EXERCISE DESCRIPTION -
A word-for-word copy of the listing is what's needed; leave out every image.

SUPPLIED DATA -
--- START ---
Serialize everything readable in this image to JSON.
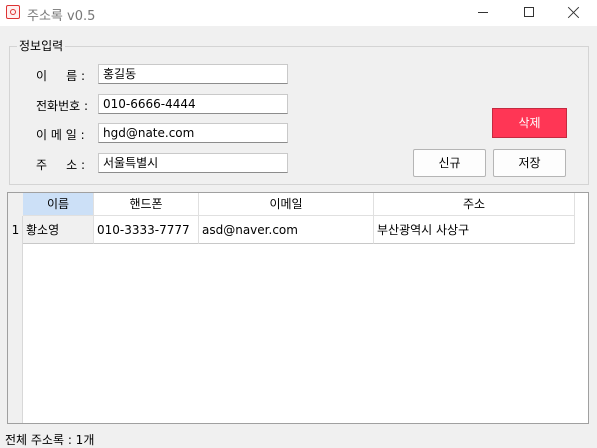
{
  "window": {
    "title": "주소록 v0.5",
    "controls": {
      "minimize": "minimize",
      "maximize": "maximize",
      "close": "close"
    }
  },
  "info_group": {
    "title": "정보입력",
    "fields": {
      "name": {
        "label": "이     름 :",
        "value": "홍길동"
      },
      "phone": {
        "label": "전화번호 :",
        "value": "010-6666-4444"
      },
      "email": {
        "label": "이 메 일 :",
        "value": "hgd@nate.com"
      },
      "address": {
        "label": "주     소 :",
        "value": "서울특별시"
      }
    },
    "buttons": {
      "delete": "삭제",
      "new": "신규",
      "save": "저장"
    },
    "delete_color": "#ff3655"
  },
  "grid": {
    "columns": [
      "이름",
      "핸드폰",
      "이메일",
      "주소"
    ],
    "selected_column": "이름",
    "rows": [
      {
        "num": "1",
        "name": "황소영",
        "phone": "010-3333-7777",
        "email": "asd@naver.com",
        "address": "부산광역시 사상구"
      }
    ]
  },
  "status": {
    "text": "전체 주소록 : 1개"
  }
}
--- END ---
EXERCISE SOLUTION -
Serialize everything readable in this image to JSON.
{
  "window": {
    "title": "주소록 v0.5",
    "controls": {
      "minimize": "minimize",
      "maximize": "maximize",
      "close": "close"
    }
  },
  "info_group": {
    "title": "정보입력",
    "fields": {
      "name": {
        "label": "이     름 :",
        "value": "홍길동"
      },
      "phone": {
        "label": "전화번호 :",
        "value": "010-6666-4444"
      },
      "email": {
        "label": "이 메 일 :",
        "value": "hgd@nate.com"
      },
      "address": {
        "label": "주     소 :",
        "value": "서울특별시"
      }
    },
    "buttons": {
      "delete": "삭제",
      "new": "신규",
      "save": "저장"
    },
    "delete_color": "#ff3655"
  },
  "grid": {
    "columns": [
      "이름",
      "핸드폰",
      "이메일",
      "주소"
    ],
    "selected_column": "이름",
    "rows": [
      {
        "num": "1",
        "name": "황소영",
        "phone": "010-3333-7777",
        "email": "asd@naver.com",
        "address": "부산광역시 사상구"
      }
    ]
  },
  "status": {
    "text": "전체 주소록 : 1개"
  }
}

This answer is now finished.